- **Entries provided**:
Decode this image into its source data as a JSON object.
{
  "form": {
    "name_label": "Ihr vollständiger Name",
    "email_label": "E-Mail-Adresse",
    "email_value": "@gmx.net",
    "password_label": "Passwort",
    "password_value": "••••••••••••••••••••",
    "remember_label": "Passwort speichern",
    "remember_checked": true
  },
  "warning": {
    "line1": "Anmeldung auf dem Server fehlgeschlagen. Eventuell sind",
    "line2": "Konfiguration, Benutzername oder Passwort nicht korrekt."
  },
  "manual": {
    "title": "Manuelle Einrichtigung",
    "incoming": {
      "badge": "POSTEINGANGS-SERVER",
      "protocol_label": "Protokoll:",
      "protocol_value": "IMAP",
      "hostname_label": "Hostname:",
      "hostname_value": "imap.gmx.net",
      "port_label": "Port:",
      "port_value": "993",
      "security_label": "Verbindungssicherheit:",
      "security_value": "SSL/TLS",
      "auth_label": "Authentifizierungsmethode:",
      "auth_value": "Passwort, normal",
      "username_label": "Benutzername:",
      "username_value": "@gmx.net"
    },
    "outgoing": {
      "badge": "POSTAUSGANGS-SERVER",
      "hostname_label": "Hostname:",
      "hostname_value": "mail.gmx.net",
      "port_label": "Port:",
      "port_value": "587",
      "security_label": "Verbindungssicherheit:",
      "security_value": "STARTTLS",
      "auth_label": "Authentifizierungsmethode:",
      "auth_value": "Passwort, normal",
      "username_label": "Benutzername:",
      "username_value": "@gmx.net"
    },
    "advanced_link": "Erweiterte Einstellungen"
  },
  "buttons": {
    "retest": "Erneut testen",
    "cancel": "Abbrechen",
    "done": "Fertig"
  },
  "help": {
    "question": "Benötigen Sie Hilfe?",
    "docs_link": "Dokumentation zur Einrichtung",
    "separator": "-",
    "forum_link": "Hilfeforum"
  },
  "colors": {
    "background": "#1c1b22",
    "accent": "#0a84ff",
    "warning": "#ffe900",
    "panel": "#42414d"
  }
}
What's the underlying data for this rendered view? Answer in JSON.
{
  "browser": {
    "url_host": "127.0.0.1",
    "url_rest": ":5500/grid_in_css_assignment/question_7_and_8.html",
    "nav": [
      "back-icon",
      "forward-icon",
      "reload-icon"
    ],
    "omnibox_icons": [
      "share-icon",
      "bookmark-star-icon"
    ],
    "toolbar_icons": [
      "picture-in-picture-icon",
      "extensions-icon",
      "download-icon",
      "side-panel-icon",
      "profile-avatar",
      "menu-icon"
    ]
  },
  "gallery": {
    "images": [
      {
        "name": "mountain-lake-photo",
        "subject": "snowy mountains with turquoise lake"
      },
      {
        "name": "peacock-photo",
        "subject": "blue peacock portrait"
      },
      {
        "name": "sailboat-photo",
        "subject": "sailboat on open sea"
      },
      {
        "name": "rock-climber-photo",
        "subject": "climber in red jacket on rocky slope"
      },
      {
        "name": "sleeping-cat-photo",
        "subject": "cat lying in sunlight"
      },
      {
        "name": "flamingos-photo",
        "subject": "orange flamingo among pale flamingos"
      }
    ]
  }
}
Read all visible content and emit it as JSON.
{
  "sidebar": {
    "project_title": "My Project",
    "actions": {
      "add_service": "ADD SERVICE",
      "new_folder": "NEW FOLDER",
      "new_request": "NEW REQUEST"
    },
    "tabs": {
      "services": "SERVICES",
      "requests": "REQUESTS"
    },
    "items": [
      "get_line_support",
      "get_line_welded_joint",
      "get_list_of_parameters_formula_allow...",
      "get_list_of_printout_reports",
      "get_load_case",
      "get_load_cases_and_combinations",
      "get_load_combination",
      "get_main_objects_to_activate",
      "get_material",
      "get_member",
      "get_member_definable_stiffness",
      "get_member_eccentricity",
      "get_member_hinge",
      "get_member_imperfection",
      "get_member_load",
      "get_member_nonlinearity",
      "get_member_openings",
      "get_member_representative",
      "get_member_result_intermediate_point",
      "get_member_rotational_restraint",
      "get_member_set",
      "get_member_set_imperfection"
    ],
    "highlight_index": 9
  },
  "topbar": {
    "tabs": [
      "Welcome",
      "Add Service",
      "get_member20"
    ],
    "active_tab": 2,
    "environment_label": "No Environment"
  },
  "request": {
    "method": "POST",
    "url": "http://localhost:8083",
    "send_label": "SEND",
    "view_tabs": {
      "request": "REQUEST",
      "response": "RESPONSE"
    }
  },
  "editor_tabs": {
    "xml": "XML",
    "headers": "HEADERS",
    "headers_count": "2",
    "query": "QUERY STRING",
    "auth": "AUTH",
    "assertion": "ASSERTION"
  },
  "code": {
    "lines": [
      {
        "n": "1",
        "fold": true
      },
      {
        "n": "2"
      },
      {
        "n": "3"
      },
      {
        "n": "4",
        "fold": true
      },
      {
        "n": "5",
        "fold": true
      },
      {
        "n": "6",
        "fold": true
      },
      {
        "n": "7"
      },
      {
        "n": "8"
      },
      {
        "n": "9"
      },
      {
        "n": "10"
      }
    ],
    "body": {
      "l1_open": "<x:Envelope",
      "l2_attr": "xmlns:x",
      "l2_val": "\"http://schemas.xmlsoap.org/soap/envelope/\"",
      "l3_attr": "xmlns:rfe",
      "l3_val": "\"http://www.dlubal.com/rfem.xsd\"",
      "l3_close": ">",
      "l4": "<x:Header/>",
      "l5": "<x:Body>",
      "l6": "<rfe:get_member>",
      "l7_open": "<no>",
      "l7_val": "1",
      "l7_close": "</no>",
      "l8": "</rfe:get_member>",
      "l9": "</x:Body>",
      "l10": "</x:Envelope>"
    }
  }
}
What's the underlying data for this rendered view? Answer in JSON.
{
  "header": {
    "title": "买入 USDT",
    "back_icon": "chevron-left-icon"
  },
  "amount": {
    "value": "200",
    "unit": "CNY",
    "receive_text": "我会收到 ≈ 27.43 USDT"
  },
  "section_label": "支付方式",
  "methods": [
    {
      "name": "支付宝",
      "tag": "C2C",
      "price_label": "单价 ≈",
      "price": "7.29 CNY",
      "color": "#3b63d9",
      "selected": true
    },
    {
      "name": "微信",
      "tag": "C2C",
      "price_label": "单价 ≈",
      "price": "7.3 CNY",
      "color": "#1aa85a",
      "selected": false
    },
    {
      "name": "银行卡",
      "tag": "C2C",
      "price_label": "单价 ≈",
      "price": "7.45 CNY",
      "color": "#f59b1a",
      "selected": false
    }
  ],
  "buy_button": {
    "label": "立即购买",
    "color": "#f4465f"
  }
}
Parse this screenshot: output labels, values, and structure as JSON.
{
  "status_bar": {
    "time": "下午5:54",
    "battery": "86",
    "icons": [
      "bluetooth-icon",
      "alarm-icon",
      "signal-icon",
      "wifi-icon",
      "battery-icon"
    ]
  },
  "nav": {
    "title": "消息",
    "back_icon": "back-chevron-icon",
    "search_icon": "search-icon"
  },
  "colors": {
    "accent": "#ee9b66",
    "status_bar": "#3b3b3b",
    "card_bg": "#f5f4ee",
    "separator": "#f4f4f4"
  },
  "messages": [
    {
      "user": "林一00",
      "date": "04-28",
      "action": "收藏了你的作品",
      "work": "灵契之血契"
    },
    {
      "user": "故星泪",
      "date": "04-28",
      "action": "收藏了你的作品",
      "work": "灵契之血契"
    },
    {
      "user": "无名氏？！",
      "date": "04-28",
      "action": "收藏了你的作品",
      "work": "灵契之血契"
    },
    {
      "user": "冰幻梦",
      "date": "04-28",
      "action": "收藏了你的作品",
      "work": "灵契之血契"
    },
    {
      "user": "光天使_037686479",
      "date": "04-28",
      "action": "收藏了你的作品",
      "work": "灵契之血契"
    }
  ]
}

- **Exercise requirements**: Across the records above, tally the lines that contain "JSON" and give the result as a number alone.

- **Result of the exercise**: 5